Yang first made headlines for his proposal to give mass pardons for marijuana convictions in April, when many still considered the candidate — who recently qualified for the fall debates a long shot

"I would legalize marijuana and then I would pardon everyone who's in jail for a nonviolent drug-related offense," Yang said at the National Action Network conference in New York City in April. "I would pardon them on April 20, 2021 and I would high-five them on the way out of jail."

 

Marijuana legalization has been championed by a number of 2020 Democrats, with several also offering bills and proposals to expunge records of those charged with using or possessing small amounts of marijuana.
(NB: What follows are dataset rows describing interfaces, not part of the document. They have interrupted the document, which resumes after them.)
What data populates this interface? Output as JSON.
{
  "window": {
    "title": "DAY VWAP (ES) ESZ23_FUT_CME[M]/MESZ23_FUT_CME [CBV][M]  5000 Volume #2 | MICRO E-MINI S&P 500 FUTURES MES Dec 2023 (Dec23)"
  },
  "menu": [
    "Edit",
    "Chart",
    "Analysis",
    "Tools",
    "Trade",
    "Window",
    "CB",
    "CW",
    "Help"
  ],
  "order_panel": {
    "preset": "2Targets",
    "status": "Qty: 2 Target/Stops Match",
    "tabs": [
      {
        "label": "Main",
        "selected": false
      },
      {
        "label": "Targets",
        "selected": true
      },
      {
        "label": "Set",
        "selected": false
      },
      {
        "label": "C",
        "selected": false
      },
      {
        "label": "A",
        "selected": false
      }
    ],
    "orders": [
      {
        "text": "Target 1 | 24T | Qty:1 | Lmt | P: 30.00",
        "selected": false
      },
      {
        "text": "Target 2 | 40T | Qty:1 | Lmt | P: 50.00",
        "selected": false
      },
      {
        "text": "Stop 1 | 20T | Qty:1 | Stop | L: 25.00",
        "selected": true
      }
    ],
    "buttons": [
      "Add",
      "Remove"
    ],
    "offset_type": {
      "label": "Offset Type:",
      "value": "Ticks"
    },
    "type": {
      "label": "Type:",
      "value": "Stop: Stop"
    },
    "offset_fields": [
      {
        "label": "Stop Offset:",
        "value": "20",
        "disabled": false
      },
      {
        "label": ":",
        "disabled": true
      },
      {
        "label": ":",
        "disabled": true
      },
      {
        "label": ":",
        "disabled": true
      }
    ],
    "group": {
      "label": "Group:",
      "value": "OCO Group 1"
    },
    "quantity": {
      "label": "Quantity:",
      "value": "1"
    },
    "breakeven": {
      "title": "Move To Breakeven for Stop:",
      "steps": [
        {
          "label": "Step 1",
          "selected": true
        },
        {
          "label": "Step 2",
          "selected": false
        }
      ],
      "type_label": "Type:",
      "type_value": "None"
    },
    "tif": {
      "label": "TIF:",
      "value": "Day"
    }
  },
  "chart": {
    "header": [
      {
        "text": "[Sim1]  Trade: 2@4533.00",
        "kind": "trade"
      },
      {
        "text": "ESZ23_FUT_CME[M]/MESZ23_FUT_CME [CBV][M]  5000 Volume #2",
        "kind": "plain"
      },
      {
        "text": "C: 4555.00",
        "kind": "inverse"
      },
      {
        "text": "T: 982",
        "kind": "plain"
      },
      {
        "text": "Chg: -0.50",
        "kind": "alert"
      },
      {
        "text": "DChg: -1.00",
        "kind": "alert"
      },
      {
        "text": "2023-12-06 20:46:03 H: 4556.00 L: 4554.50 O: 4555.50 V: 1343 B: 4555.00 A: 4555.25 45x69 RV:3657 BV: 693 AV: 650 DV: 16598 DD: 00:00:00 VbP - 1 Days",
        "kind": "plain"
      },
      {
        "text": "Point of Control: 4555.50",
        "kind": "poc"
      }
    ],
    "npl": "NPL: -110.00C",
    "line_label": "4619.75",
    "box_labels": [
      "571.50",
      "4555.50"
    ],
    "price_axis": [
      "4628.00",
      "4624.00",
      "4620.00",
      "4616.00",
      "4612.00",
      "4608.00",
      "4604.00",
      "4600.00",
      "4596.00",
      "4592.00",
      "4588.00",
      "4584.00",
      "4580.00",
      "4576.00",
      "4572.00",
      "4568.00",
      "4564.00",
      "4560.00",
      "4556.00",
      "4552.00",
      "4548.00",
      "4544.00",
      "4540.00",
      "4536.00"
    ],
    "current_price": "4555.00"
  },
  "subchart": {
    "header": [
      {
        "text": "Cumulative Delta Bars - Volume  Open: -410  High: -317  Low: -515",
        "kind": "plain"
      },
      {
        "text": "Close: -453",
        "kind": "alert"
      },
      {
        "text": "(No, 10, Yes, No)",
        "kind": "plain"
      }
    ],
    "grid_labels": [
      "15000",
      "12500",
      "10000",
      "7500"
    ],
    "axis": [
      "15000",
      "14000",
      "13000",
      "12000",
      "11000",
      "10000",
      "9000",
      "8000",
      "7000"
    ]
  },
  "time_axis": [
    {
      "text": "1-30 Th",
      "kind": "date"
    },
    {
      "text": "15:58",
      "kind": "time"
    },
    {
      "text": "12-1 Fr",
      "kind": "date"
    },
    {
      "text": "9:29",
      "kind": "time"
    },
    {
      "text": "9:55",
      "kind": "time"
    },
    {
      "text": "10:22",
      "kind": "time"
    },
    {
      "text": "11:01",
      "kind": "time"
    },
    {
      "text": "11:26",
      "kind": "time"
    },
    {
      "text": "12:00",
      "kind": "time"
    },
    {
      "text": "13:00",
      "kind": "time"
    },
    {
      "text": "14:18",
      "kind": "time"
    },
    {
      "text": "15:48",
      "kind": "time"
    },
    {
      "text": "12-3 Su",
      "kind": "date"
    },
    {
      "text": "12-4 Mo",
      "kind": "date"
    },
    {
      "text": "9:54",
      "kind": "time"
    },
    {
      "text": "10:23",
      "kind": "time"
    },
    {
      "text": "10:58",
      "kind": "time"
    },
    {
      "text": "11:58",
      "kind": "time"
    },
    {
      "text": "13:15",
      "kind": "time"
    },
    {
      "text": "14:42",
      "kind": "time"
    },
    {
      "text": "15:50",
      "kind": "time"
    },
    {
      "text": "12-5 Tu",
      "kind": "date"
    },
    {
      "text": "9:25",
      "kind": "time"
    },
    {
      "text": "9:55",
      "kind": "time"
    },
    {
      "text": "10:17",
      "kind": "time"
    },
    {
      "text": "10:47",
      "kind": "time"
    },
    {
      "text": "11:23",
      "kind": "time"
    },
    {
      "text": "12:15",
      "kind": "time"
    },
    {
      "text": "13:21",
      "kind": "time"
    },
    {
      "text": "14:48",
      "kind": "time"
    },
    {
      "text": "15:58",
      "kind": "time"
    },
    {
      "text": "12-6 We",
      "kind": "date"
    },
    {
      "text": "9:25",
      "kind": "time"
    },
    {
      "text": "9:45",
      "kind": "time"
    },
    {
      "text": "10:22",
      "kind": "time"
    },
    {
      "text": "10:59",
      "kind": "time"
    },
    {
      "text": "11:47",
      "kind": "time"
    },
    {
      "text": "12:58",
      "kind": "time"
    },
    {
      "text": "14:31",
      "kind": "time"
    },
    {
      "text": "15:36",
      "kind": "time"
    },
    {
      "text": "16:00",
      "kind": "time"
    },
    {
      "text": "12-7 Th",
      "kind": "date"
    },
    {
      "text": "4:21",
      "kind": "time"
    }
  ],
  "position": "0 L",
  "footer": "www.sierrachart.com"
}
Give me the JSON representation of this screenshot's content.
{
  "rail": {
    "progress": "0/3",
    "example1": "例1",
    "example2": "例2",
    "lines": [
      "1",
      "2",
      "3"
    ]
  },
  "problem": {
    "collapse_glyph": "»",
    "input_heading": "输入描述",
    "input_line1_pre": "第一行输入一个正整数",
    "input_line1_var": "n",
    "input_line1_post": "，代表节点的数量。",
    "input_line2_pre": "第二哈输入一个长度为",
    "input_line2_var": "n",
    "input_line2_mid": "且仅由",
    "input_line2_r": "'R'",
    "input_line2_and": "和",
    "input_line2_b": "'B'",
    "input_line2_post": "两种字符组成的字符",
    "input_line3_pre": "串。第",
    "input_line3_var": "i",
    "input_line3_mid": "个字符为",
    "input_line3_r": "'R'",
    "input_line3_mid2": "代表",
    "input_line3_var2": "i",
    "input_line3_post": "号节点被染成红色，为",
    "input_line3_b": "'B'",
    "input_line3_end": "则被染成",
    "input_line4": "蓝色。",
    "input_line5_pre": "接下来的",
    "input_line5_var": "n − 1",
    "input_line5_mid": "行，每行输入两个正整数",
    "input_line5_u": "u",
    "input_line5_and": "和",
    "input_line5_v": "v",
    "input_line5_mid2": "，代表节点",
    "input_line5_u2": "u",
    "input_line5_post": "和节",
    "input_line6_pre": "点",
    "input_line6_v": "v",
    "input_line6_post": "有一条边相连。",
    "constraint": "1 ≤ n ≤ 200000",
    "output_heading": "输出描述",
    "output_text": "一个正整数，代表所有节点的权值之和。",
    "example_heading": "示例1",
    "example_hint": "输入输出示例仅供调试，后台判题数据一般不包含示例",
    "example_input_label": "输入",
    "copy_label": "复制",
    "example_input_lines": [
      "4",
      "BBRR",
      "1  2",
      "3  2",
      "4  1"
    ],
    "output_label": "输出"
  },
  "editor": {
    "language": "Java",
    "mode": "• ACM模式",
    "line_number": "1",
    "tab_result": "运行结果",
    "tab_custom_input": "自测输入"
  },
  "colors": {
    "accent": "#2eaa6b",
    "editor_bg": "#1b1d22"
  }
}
Earlier this year fellow presidential candidate Gov. Jay InsleeJay Robert Inslee2020 Democrats defend climate priorities in MSNBC forum Overnight Energy: Trump officials formally revoke California emissions waiver | EPA's Wheeler dodges questions about targeting San Francisco over homelessness | 2020 Dems duke it out at second climate forum Yang floats nominating Inslee as 'climate czar' MORE also granted official pardons to thousands of Washington residents convicted of low-level possession charges. 

The issue has gained national attention as recreational marijuana has been legalized at the state level in 11 states and the District of Columbia. Medical marijuana has been legalized in 33 states.